Scientists have also been able to steer this trapped light across the surface of the graphene, without the need for any nanoscale devices. This dual breakthrough opens up a host of opportunities for advances in pivotal electronic products, such as sensors and miniaturised integrated circuits.
The 2015 RUSNANOPRIZE Nanotechnology International Prize was awarded to Dr. Yury Gogotsi, Professor of Drexel University, Director of the Anthony J. Drexel Nanotechnology Institute and Dr. Patrice Simon, Professor of Paul Sabatier University.
Materials such as epitaxial graphene and MoS2, are films made of a few layers, with each layer only one atom thick. The films are characterized by strong in-plane bonds and weak interactions between the layers. Researchers used sub-angstrom-resolution indentations to measure the forces between the atomic layers.
The Moscow Institute of Physics and Technology (MIPT) is patenting biosensor chips based on graphene, graphene oxide and carbon nanotubes that will improve the analysis of biochemical reactions and accelerate the development of novel drugs.

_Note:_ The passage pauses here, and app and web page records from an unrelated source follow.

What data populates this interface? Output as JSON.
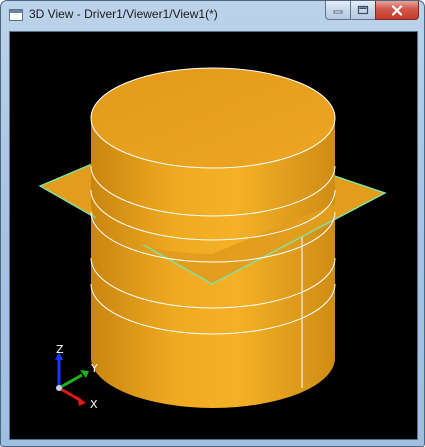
{
  "window": {
    "title": "3D View - Driver1/Viewer1/View1(*)"
  },
  "caption_buttons": {
    "minimize_icon": "minimize-icon",
    "restore_icon": "restore-icon",
    "close_icon": "close-icon"
  },
  "viewport": {
    "background": "#000000",
    "model": {
      "body_color": "#e9a01c",
      "edge_color": "#ffffff",
      "plane_edge_color": "#7fe3a8"
    },
    "triad": {
      "z_label": "Z",
      "y_label": "Y",
      "x_label": "X",
      "z_color": "#1a35ff",
      "y_color": "#1bb31b",
      "x_color": "#e01515"
    }
  }
}
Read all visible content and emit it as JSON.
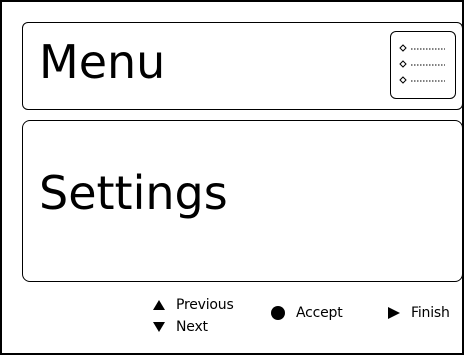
{
  "header": {
    "title": "Menu",
    "icon": "list-icon"
  },
  "main": {
    "title": "Settings"
  },
  "footer": {
    "previous_label": "Previous",
    "next_label": "Next",
    "accept_label": "Accept",
    "finish_label": "Finish",
    "icons": {
      "previous": "triangle-up-icon",
      "next": "triangle-down-icon",
      "accept": "circle-icon",
      "finish": "triangle-right-icon"
    }
  },
  "colors": {
    "foreground": "#000000",
    "background": "#ffffff"
  }
}
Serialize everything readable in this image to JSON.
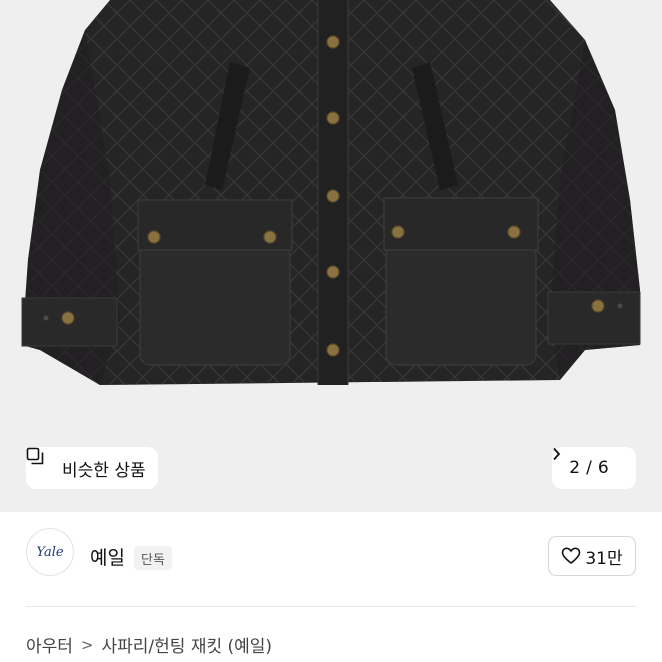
{
  "similar": {
    "label": "비슷한 상품",
    "icon": "similar-items-icon"
  },
  "pager": {
    "current": "2",
    "sep": "/",
    "total": "6",
    "icon": "chevron-right-icon"
  },
  "brand": {
    "logo_text": "Yale",
    "name": "예일",
    "tag": "단독"
  },
  "like": {
    "icon": "heart-icon",
    "count": "31만"
  },
  "breadcrumb": {
    "items": [
      "아우터",
      "사파리/헌팅 재킷 (예일)"
    ],
    "separator": ">"
  },
  "colors": {
    "background": "#efefef",
    "jacket": "#262526",
    "button": "#8a7240",
    "accent": "#111111"
  }
}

Researchers have improved the power conversion efficiency of perovskite solar cells to over 16% while employing cells that were greater than 1 square centimeter. The cells have passed 1,000 Hours of Light Soaking test, which is considered to be a basic criterion for practical use.